Task goal: Which lines of the material hold the word "section"? Copy each one.

***** Materials provided *****

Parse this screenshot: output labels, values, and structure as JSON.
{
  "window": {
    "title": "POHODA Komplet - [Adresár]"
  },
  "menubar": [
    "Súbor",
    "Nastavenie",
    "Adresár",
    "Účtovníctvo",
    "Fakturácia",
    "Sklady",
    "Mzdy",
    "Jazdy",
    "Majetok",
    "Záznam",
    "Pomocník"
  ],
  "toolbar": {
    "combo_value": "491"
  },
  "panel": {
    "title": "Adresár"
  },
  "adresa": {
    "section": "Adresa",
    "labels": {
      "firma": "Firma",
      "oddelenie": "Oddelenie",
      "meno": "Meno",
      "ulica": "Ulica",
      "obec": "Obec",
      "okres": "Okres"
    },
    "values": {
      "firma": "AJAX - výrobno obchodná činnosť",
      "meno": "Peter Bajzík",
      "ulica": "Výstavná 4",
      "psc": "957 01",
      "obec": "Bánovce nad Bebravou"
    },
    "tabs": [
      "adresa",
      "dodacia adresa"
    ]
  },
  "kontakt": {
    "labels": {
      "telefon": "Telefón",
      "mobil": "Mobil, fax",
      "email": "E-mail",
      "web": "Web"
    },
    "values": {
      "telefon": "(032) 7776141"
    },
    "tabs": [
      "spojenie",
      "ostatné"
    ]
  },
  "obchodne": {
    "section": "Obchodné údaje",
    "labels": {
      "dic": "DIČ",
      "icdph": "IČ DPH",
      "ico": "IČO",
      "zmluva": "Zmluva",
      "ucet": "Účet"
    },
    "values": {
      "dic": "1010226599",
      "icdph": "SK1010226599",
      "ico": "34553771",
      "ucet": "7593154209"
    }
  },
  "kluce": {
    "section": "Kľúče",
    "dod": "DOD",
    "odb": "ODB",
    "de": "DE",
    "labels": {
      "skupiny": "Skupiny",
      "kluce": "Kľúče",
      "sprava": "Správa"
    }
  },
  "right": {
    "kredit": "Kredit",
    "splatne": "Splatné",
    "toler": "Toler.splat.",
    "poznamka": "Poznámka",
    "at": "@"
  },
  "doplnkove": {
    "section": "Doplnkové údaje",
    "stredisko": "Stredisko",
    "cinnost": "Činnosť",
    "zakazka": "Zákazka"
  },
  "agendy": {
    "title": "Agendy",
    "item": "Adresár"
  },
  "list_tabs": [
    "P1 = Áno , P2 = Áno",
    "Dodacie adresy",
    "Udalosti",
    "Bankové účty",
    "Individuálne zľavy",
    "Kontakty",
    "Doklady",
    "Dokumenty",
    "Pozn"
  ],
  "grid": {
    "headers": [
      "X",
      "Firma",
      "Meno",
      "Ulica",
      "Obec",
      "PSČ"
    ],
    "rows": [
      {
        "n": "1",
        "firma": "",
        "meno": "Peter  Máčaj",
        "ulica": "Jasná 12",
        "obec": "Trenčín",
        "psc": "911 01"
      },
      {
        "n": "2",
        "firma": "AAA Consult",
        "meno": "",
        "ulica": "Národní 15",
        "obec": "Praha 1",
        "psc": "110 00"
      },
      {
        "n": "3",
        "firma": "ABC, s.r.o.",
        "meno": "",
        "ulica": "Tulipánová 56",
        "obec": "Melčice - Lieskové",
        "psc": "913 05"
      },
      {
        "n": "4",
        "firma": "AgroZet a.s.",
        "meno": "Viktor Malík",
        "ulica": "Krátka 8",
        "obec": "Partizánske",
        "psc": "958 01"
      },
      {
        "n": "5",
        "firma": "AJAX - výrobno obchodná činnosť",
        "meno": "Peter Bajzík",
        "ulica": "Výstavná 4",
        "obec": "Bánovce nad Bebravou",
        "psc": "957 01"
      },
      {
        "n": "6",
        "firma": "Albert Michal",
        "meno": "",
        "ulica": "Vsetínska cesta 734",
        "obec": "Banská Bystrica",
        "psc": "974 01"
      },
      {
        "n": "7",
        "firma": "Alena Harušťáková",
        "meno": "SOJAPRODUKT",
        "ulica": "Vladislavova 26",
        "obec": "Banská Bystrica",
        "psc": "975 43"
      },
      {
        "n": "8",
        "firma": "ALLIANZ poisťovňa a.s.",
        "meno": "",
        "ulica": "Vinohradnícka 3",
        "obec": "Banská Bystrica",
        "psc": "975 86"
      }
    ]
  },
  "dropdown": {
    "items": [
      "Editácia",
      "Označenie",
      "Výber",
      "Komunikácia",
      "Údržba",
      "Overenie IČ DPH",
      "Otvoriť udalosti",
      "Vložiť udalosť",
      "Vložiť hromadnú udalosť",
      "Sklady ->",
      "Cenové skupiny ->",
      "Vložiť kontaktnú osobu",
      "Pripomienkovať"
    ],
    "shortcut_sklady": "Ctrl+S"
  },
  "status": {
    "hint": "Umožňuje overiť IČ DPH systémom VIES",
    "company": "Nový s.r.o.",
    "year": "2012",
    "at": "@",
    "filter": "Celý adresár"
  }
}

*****

Response:
    "section": "Adresa",
    "section": "Obchodné údaje",
    "section": "Kľúče",
    "section": "Doplnkové údaje",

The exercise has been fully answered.